Nina Welding • DATE: August 5, 2016

Each year 332,000 total hip replacements are performed in the United States, according to the Centers for Disease Control and Prevention. Out of those, nearly one percent of patients will get an infection and require the removal of their prosthetic replacement. Even though a small overall percentage, still more than 3,000 people are likely to get an infection that, if left untreated, could result in amputation.

Gail Weaver, postdoctoral research associate in the Department of Civil & Environmental Engineering & Earth Sciences (CEEES) who works with works with Joshua Shrout, associate professor of CEEES, received a Postdoctoral Training Award from the Indiana Clinical and Translational Sciences Institute (CTSI). The award supports an on-going collaboration with Mark Klaassen, an orthopedic surgeon at Elkhart General Hospital, to collect bacterial samples from prosthetic hip joints that have become infected. The goal is to culture or grow the collected bacteria and develop laboratory best practices for studying multiple species infections.

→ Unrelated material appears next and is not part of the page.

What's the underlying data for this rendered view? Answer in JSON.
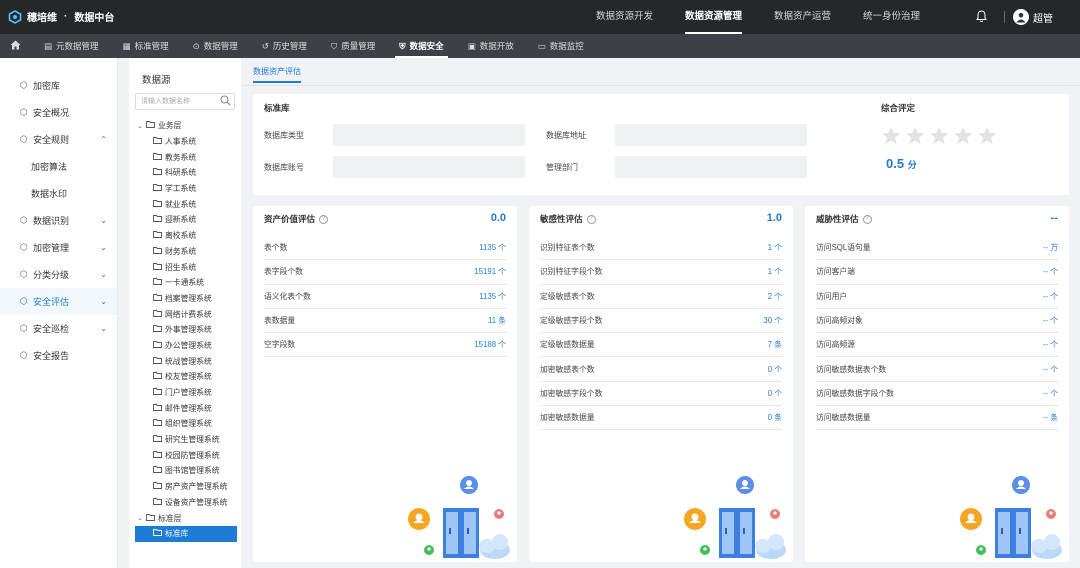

“When bacteria that are typically harmless – like the normal bacteria that live on your skin – get into places they are not meant to be, they can cause a lot of trouble,” said Weaver. “To better understand which bacteria are involved and how they interact during prosthetic joint infections, I will use a variety of culturing methods. This will tease apart how diverse combinations of bacterial species interact and cause infections to behave differently, which could impact the way we treat and prevent prosthetic joint infections in the future.”

With the help of the Genomics and Bioinformatics Core Facility at the University of Notre Dame, Weaver will be able to conduct a DNA analysis of the bacteria, getting a better understanding of all the bacteria within the infection including dominate bacteria, slow-growing bacteria, as well as bacteria that cannot be easily cultured.

“The Genomics and Bioinformatics Core Facility, as well as a longer culture time, will help me identify any new players in a sample population,” said Weaver. “Typically a hospital cannot wait two weeks to culture bacteria to diagnose an infection, so this analysis will allow me to look at what else is happening in the infection that they may not be able to see.”

Currently, there are not many studies looking at how different bacterial species interact with one another and this research will help Weaver develop best practices for laboratories working with multiple species infections. This could include deciding what food sources should be used in growing a culture and what temperature the culture should be kept at, all in an attempt to not significantly favor one bacterial species over another in a simulated infection environment.

The Indiana CTSI is a statewide collaboration between Indiana University, Purdue University, and the University of Notre Dame, as well as public and private partnerships, whose mission is to strengthen and support the entire spectrum of translational research from scientific discovery to improved patient care. The Indiana CTSI provides funding opportunities for researchers and currently proposals for Global Health Research Pilot Projects and PDT Diagnostics and Therapeutics are open for applications. To learn more about CTSI or the Postdoctoral Training Awards, which provided the funding for this research, please click here.

— Brandi Klingerman, Office of Research